TASK DESCRIPTION
Lines below containing the word "ANGULAR" should be copied out.

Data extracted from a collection
++++++++

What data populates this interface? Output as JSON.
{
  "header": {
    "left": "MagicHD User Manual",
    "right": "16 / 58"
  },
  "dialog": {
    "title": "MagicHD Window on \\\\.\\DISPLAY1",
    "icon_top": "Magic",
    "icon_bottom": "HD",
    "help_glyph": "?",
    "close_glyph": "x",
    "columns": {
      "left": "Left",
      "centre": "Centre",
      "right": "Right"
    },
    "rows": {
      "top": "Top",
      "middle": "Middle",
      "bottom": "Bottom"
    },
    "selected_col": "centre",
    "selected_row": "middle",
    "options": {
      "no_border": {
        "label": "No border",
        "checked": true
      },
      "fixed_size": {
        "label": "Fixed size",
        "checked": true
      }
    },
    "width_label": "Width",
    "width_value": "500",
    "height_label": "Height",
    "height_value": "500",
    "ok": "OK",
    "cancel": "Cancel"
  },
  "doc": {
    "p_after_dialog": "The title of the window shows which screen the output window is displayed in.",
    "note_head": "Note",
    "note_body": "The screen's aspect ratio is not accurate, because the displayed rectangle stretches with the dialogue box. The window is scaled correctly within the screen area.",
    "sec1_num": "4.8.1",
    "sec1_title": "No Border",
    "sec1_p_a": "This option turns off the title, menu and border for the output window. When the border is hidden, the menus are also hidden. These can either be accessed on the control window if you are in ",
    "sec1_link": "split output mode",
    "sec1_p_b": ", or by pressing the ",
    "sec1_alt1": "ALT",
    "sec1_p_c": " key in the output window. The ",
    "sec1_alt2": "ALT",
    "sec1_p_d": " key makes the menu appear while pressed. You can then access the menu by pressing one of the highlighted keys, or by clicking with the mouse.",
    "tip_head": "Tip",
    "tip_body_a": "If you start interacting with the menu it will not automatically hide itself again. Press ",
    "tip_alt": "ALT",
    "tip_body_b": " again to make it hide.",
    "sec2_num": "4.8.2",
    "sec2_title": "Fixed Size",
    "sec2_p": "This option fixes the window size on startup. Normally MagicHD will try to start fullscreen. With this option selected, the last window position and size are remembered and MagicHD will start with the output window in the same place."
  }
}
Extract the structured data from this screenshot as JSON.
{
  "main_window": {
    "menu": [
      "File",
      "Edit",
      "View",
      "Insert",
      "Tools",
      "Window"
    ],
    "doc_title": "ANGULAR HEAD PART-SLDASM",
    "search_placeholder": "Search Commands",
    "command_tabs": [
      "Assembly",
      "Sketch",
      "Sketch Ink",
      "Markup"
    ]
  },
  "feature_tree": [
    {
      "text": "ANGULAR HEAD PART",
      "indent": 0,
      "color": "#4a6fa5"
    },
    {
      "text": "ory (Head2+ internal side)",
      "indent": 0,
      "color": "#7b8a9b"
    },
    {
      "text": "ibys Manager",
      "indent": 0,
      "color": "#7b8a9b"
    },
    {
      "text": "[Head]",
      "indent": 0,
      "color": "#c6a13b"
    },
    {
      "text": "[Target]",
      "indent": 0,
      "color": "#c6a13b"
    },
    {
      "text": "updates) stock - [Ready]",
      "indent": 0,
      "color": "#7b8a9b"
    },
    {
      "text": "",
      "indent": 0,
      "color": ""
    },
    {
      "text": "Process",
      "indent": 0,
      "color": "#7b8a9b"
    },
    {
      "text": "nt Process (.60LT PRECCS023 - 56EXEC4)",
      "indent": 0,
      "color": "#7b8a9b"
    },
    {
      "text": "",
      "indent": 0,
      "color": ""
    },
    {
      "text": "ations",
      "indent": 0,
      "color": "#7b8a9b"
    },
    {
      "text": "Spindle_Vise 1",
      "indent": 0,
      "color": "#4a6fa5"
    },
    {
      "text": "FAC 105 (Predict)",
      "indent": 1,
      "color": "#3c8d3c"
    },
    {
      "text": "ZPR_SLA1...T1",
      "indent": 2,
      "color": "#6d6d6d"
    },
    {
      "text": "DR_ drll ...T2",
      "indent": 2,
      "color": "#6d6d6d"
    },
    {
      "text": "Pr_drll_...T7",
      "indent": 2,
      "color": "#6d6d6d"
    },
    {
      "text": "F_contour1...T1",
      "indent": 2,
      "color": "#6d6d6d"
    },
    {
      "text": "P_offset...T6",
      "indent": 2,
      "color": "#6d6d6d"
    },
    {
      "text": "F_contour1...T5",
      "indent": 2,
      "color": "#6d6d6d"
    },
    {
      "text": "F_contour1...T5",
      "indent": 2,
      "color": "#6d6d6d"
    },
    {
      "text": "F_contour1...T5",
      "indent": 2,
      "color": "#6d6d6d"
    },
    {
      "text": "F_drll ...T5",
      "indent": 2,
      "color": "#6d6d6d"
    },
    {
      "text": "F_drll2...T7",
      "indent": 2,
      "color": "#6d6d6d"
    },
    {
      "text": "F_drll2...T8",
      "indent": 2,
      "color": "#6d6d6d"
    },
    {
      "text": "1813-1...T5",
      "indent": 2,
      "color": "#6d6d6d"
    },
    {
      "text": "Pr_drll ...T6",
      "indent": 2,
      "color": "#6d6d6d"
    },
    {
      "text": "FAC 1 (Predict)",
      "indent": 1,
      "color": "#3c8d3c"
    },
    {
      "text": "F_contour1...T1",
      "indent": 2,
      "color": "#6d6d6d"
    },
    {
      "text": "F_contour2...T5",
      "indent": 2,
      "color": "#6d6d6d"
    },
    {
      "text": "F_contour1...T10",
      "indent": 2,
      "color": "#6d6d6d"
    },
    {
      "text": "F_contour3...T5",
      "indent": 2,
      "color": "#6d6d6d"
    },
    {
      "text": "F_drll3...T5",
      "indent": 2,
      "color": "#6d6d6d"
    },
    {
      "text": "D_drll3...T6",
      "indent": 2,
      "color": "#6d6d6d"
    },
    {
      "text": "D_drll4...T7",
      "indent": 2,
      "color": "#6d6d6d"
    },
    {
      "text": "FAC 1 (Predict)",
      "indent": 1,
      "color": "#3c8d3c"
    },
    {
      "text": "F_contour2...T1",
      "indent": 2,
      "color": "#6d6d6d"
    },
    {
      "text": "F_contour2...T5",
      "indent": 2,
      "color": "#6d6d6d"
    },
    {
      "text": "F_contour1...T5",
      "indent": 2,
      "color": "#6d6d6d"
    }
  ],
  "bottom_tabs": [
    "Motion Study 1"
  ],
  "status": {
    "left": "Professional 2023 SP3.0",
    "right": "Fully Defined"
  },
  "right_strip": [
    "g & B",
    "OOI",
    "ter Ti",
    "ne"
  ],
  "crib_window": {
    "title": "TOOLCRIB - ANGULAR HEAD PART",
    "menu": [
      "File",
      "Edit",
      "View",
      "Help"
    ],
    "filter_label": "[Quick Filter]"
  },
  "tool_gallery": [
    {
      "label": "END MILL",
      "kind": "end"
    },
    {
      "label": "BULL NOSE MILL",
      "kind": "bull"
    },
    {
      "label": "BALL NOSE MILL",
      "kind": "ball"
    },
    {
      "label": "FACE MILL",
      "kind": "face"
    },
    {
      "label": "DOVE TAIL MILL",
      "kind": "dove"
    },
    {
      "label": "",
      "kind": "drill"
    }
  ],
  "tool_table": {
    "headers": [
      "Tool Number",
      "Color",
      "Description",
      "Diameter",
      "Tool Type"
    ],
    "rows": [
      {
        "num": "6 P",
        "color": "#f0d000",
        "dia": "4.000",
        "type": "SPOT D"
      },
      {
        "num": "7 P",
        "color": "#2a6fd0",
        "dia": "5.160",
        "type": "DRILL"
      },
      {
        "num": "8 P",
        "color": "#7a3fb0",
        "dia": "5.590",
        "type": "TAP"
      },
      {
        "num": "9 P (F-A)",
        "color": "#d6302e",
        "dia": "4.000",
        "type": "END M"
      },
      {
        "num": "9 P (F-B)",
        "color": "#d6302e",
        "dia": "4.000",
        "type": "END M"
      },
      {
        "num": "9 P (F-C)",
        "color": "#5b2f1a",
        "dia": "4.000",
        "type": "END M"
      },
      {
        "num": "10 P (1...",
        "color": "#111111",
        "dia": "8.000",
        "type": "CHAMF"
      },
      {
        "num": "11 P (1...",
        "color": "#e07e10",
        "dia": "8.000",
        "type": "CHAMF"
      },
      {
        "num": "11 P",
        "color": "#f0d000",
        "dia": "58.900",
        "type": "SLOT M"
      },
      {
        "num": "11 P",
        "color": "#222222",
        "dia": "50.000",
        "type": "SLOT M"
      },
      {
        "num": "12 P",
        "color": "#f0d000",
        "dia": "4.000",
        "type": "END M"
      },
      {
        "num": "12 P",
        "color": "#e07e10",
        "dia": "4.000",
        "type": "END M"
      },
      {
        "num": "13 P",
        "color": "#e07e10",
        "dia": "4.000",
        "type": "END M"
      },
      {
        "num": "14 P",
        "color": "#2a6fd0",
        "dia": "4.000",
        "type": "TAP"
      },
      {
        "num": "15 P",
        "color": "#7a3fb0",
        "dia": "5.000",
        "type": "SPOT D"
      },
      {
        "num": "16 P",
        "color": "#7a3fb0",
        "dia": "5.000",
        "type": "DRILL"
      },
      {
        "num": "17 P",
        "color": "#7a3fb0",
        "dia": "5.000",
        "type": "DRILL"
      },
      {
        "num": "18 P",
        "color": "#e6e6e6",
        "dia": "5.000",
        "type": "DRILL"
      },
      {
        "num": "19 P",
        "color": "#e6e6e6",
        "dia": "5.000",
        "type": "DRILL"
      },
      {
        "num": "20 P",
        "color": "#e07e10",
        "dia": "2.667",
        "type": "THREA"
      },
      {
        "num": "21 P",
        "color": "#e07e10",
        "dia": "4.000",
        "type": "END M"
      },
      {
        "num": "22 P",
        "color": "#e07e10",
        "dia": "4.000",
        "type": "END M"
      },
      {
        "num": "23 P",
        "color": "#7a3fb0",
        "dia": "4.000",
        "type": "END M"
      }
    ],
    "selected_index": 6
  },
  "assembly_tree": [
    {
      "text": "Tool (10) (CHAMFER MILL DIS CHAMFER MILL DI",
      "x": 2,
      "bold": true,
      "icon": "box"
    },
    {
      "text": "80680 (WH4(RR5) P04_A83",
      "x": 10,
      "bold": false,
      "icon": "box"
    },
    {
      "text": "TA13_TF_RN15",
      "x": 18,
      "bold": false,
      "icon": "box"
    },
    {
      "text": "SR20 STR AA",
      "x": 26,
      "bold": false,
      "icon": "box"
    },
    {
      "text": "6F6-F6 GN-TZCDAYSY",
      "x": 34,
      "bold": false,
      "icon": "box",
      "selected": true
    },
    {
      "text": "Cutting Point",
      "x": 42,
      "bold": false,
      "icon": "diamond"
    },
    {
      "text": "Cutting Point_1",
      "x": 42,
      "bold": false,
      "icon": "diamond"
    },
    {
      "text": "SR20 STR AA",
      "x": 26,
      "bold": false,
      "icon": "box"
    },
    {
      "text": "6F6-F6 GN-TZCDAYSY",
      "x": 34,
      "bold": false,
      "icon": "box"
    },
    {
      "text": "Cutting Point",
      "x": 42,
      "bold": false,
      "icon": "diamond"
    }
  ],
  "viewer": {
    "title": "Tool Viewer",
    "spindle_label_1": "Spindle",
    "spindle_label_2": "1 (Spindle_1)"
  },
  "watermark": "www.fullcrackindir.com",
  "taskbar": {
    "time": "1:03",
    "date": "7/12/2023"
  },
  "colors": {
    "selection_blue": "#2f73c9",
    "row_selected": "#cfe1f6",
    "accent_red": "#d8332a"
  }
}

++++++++

WRITTEN RESPONSE
    "doc_title": "ANGULAR HEAD PART-SLDASM",
      "text": "ANGULAR HEAD PART",
    "title": "TOOLCRIB - ANGULAR HEAD PART",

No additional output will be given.